→ ENTRIES SUPPLIED:

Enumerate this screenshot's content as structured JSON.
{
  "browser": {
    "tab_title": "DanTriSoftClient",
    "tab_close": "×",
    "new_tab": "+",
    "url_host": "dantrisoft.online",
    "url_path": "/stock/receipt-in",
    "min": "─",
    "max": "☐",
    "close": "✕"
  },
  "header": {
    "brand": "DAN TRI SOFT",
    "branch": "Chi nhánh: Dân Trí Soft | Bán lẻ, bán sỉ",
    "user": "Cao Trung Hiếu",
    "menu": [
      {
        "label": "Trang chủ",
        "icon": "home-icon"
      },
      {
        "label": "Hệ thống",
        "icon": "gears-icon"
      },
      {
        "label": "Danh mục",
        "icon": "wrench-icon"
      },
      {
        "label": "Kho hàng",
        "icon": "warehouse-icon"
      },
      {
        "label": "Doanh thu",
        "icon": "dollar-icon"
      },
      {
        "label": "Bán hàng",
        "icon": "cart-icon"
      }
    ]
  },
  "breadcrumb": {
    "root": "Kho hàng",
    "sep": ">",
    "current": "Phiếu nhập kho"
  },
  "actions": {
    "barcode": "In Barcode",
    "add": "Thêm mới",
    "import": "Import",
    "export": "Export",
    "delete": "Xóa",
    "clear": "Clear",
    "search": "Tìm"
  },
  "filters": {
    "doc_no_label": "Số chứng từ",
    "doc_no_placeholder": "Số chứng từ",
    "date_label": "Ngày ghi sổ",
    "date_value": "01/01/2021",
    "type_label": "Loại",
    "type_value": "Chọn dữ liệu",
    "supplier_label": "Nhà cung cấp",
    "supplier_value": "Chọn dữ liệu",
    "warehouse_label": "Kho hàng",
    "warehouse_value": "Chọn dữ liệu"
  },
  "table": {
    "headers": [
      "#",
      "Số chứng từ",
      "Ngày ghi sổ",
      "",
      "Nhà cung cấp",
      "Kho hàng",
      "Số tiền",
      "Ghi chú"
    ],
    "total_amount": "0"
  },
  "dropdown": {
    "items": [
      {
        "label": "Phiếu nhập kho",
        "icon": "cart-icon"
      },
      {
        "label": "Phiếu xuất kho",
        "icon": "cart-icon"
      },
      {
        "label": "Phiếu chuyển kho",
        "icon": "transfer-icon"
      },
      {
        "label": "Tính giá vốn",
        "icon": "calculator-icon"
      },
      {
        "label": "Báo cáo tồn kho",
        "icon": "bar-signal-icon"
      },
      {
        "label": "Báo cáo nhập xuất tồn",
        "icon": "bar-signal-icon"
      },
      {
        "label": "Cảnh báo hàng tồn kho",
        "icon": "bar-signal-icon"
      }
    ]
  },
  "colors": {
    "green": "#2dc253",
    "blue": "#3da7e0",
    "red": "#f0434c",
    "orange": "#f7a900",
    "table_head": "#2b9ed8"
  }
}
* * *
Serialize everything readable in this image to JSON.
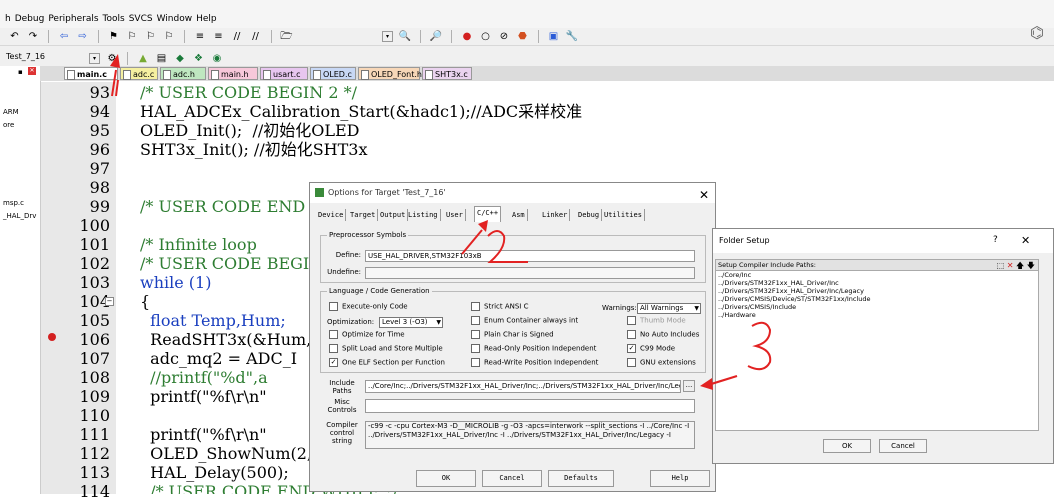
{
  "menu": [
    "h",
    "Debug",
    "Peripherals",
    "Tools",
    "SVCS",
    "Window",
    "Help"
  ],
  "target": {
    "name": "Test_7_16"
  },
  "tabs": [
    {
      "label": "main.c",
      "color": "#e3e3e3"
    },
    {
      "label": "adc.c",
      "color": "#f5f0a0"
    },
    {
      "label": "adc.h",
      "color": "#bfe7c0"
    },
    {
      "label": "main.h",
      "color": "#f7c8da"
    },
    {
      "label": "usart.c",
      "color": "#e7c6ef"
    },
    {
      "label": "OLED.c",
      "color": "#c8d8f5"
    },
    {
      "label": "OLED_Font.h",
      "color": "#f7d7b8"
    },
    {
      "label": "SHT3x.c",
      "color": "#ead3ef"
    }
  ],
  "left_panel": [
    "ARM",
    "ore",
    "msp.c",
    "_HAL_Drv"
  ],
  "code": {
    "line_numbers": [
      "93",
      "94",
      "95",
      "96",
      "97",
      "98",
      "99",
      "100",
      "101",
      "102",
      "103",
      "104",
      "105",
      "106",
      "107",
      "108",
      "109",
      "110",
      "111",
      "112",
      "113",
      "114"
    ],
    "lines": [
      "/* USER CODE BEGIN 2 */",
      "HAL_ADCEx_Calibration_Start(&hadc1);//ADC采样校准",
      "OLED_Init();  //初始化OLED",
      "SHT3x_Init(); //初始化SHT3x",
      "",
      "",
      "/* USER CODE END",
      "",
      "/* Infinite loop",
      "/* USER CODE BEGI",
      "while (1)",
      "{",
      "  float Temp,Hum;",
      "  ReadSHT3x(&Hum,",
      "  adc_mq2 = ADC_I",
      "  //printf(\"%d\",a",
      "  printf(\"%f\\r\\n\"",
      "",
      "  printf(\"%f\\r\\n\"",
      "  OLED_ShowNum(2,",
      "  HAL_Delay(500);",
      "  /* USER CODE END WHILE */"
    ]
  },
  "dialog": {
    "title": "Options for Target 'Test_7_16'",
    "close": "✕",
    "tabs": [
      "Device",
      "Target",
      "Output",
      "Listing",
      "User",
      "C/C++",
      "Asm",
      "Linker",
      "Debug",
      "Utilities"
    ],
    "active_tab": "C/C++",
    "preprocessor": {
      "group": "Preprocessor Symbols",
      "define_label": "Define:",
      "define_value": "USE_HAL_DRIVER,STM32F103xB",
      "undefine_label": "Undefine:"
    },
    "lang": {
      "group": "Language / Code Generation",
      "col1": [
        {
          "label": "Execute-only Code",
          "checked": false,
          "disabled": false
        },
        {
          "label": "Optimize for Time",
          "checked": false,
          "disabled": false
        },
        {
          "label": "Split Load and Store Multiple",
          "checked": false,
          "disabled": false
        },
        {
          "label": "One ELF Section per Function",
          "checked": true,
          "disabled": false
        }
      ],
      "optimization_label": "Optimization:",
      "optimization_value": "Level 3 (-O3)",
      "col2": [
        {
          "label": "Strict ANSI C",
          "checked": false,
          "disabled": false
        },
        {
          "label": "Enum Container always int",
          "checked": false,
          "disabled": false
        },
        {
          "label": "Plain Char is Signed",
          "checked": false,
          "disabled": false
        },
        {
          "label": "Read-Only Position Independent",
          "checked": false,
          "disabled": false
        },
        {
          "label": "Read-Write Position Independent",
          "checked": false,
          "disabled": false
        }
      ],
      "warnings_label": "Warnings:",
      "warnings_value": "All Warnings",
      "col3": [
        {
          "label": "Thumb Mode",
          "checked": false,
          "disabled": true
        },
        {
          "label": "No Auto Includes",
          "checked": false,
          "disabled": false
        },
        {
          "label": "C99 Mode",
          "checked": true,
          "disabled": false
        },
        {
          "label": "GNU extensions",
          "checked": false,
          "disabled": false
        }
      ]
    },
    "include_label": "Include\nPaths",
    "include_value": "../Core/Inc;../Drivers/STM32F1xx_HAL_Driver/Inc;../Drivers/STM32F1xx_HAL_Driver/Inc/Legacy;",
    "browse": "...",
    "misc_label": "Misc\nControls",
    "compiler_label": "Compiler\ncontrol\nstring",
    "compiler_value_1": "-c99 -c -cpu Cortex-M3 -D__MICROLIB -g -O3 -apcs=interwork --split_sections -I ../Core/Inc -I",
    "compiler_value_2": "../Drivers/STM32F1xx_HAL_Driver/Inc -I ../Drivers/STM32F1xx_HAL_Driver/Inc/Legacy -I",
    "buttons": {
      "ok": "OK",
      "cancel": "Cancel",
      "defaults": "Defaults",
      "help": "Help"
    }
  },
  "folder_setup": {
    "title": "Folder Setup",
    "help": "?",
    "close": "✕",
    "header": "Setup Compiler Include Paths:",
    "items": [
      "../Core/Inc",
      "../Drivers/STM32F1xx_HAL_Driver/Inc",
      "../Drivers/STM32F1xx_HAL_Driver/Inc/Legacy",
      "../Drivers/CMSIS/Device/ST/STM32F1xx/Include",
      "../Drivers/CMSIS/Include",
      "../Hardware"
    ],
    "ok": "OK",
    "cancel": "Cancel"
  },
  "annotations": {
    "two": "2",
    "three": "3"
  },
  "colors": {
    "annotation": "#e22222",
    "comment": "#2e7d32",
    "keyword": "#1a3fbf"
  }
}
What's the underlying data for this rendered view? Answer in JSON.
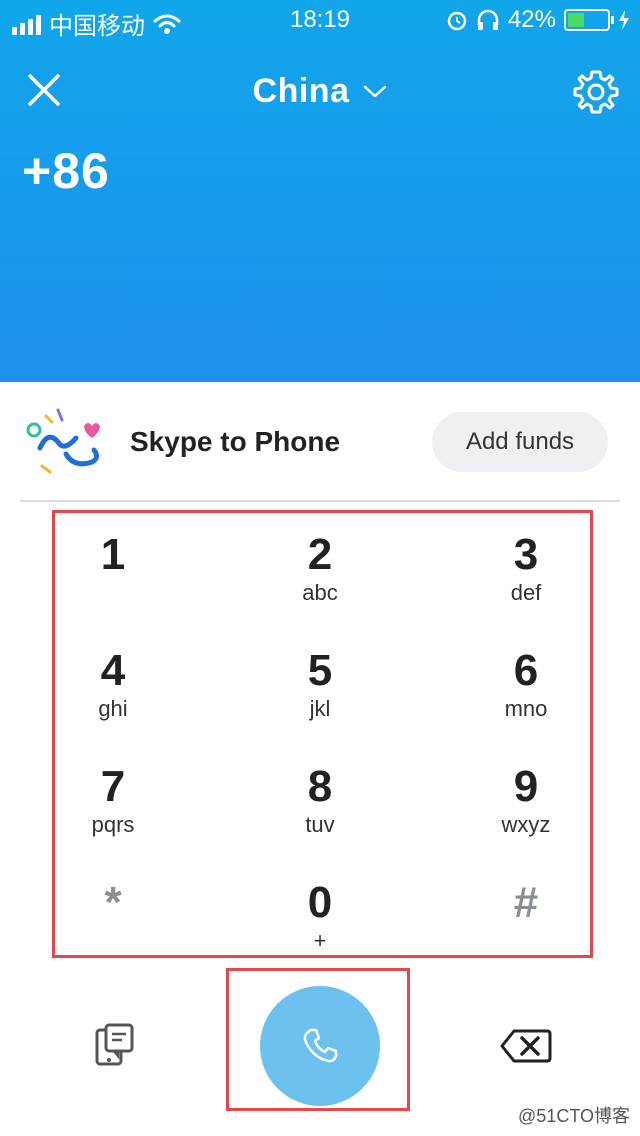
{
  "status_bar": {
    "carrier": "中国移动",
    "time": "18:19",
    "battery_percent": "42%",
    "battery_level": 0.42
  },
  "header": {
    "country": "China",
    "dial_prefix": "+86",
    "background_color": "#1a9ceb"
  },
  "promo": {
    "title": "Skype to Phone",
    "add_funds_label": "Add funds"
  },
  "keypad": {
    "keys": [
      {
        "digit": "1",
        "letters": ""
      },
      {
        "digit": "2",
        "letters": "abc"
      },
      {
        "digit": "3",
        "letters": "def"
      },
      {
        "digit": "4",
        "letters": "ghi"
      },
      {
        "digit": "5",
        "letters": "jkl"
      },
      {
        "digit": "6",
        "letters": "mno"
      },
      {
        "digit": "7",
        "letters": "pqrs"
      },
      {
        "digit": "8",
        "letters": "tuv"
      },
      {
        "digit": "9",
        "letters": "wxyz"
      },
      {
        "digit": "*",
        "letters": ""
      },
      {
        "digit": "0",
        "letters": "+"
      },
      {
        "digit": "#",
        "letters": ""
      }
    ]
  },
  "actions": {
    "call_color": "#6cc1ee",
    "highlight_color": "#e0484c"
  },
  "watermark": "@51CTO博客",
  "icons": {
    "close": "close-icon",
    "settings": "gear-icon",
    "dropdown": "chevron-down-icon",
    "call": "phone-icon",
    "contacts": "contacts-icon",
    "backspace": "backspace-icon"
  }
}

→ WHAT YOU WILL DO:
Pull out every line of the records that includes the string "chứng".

→ FINISHED EXERCISE:
    "doc_no_label": "Số chứng từ",
    "doc_no_placeholder": "Số chứng từ",
      "Số chứng từ",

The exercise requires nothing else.